The special counsel inexplicably failed to mention this.
The Intercept reports:
THE REDACTED VERSION of special counsel Robert Mueller’s report contained quite a bit of information about the perfidy of the Trump White House, the lack of evidence on collusion, and the limits of testimony to support a criminal charge of obstruction. But what’s most interesting is what the report did not say.
The most glaring omission concerns Felix Sater. The report describes Sater as a “New York-based real estate advisor,” which is technically accurate — but a bit like calling O.J. Simpson a “California-based football player.”

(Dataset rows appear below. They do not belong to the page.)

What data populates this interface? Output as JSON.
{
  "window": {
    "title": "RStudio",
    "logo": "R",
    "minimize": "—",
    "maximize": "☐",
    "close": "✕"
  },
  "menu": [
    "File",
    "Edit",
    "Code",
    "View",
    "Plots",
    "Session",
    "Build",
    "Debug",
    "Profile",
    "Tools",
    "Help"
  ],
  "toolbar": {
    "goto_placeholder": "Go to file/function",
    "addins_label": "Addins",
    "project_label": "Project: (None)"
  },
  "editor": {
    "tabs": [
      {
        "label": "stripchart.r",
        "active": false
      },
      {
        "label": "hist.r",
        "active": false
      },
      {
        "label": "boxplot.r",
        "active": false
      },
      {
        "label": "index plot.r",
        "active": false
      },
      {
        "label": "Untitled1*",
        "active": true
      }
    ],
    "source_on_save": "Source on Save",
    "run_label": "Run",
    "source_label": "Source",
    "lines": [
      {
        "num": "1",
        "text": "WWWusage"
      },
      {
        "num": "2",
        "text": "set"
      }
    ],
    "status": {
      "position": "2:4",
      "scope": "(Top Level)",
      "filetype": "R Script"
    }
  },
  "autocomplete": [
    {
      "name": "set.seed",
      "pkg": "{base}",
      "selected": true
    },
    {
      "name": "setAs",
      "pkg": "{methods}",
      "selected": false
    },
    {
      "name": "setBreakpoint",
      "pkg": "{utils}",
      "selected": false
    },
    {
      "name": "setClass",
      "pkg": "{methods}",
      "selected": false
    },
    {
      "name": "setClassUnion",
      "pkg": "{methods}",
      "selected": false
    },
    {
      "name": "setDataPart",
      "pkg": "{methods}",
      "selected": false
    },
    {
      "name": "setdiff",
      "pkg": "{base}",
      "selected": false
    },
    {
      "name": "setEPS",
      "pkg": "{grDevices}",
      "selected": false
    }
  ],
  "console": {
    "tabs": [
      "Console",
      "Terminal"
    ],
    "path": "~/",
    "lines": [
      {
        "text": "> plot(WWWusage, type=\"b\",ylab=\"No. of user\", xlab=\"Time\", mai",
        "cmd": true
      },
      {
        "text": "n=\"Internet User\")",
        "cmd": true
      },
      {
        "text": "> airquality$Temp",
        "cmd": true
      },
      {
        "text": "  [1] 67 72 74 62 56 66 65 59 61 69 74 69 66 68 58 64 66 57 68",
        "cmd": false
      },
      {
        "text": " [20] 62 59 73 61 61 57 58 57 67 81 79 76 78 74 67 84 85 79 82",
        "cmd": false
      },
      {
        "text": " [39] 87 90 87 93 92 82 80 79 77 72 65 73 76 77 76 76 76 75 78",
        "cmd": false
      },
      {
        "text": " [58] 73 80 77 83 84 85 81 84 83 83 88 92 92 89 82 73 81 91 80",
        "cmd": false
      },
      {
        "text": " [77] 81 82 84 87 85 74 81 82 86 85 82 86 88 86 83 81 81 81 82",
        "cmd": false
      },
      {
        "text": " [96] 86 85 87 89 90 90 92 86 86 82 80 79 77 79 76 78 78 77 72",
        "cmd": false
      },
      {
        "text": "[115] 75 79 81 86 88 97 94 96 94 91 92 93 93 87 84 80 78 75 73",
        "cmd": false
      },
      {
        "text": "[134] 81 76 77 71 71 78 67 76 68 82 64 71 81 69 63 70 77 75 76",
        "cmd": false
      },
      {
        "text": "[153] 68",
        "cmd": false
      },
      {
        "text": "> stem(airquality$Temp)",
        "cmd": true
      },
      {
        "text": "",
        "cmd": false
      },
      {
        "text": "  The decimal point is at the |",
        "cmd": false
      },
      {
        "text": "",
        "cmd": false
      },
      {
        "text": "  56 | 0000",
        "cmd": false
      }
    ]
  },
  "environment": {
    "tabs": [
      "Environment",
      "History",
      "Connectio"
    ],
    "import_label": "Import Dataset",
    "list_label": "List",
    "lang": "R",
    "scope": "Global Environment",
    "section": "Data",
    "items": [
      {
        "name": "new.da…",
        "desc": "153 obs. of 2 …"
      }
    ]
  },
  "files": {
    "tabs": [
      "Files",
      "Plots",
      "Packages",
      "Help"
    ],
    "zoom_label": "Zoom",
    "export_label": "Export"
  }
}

The report fails to mention a few things that would appear to be relevant information to Justice Department officials. For one, Sater was a criminal cooperator, confidential source, and intelligence asset working for a variety of federal agencies over two decades — leaving aside his felony convictions for assault and racketeering. The silence on these facts is colored by the peculiar, decadeslong relationship between Sater and members of Mueller’s staff. Sater’s 1998 criminal cooperation agreement was signed by a senior member of Mueller’s team, Andrew Weissman, then a prosecutor in Brooklyn’s U.S. Attorney’s Office. The apparent remarkable coincidence that a central figure within this report would have a substantive history with some of its investigators and authors goes unremarked on. A footnote indicates that Sater spoke under a proffer in a redacted grand jury matter.
In a previous interview with The Intercept, Sater said that he never mixed his roles as a government asset and a real estate executive working with Trump.
Since working for Trump, Sater has been photographed with former president Bill Clinton and far-left reporters like MSNBC's Rachel Maddow.
The "businessman's" connections to the Clintons stretch back 20 years!
After pleading guilty to racketeering in a scheme with the notorious Russian mafia Sater agreed to become an informant for the U.S. government, sealing his case file.
The man who signed Sater's cooperation agreement was none other than Andrew Weissmann, who later joined the special counsel's team.
The U.S. attorney overseeing the entire case was Loretta Lynch – who most recently served as Barack Obama's attorney general.
The Mueller report disclosed none of those details.